Source records ▸
○ ○ ○

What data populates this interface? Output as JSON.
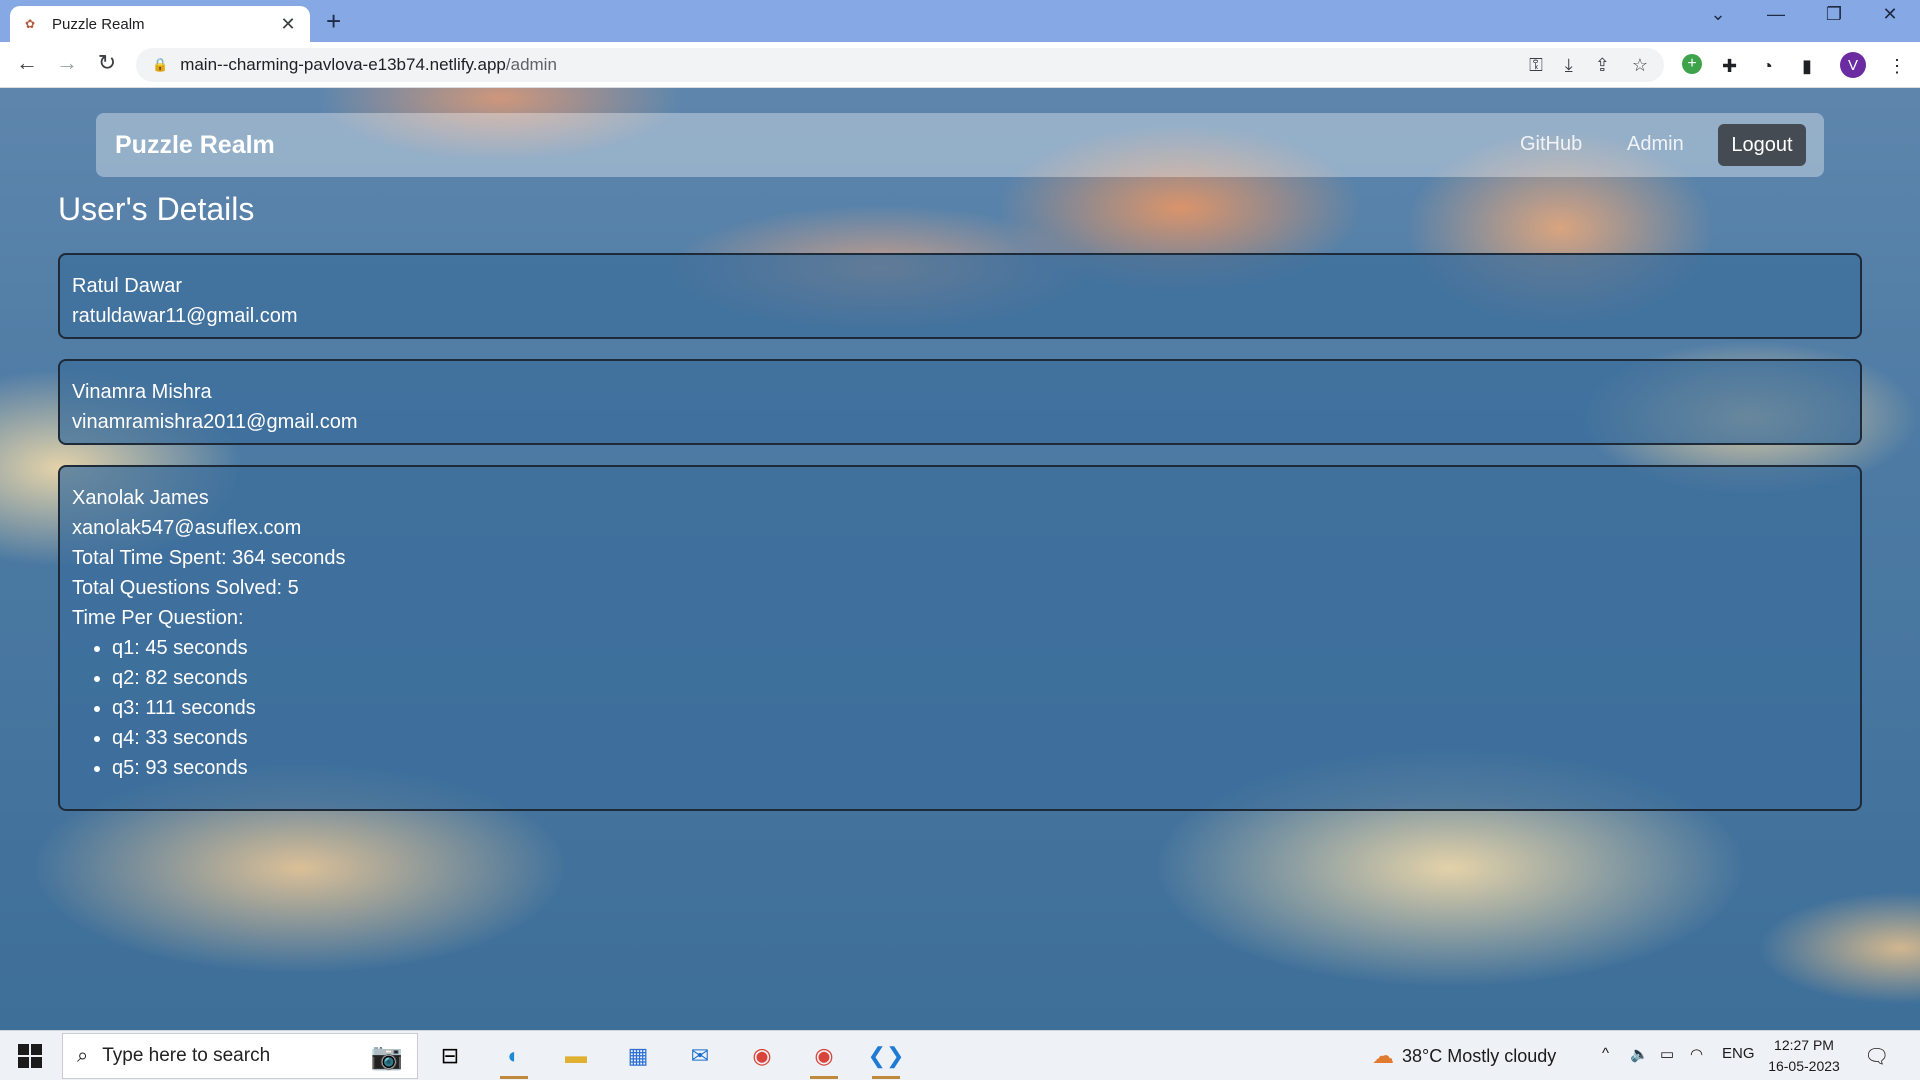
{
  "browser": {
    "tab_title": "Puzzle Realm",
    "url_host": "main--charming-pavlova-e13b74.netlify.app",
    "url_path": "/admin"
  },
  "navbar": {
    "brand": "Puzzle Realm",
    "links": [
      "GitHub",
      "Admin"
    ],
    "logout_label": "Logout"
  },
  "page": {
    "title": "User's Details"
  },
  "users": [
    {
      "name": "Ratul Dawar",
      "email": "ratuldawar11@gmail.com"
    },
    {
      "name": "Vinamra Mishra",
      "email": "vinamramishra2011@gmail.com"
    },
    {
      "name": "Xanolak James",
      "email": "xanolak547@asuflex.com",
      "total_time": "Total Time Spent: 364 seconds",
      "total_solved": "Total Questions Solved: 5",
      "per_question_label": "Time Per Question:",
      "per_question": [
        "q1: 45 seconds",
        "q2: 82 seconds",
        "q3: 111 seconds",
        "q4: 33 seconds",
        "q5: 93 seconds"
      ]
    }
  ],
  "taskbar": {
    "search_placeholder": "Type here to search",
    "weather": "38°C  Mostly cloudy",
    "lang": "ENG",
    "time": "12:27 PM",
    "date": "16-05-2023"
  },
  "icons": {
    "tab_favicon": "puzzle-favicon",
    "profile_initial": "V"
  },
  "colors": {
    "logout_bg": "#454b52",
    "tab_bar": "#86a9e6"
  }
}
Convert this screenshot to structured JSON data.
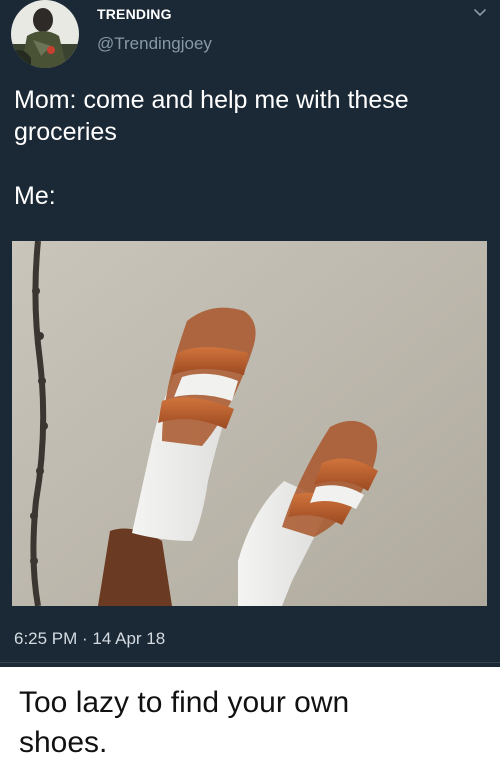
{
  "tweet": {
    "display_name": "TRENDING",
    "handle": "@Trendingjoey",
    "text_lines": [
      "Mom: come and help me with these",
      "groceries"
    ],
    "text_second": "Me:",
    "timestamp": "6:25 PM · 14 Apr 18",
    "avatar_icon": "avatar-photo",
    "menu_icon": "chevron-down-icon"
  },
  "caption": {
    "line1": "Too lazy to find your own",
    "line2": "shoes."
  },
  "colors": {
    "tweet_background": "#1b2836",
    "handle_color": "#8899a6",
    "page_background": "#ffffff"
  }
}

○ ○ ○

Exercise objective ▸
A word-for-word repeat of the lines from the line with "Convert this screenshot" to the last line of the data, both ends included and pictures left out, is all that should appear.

Solution for this problem ▸
Convert this screenshot to structured JSON data.
{
  "tweet": {
    "display_name": "TRENDING",
    "handle": "@Trendingjoey",
    "text_lines": [
      "Mom: come and help me with these",
      "groceries"
    ],
    "text_second": "Me:",
    "timestamp": "6:25 PM · 14 Apr 18",
    "avatar_icon": "avatar-photo",
    "menu_icon": "chevron-down-icon"
  },
  "caption": {
    "line1": "Too lazy to find your own",
    "line2": "shoes."
  },
  "colors": {
    "tweet_background": "#1b2836",
    "handle_color": "#8899a6",
    "page_background": "#ffffff"
  }
}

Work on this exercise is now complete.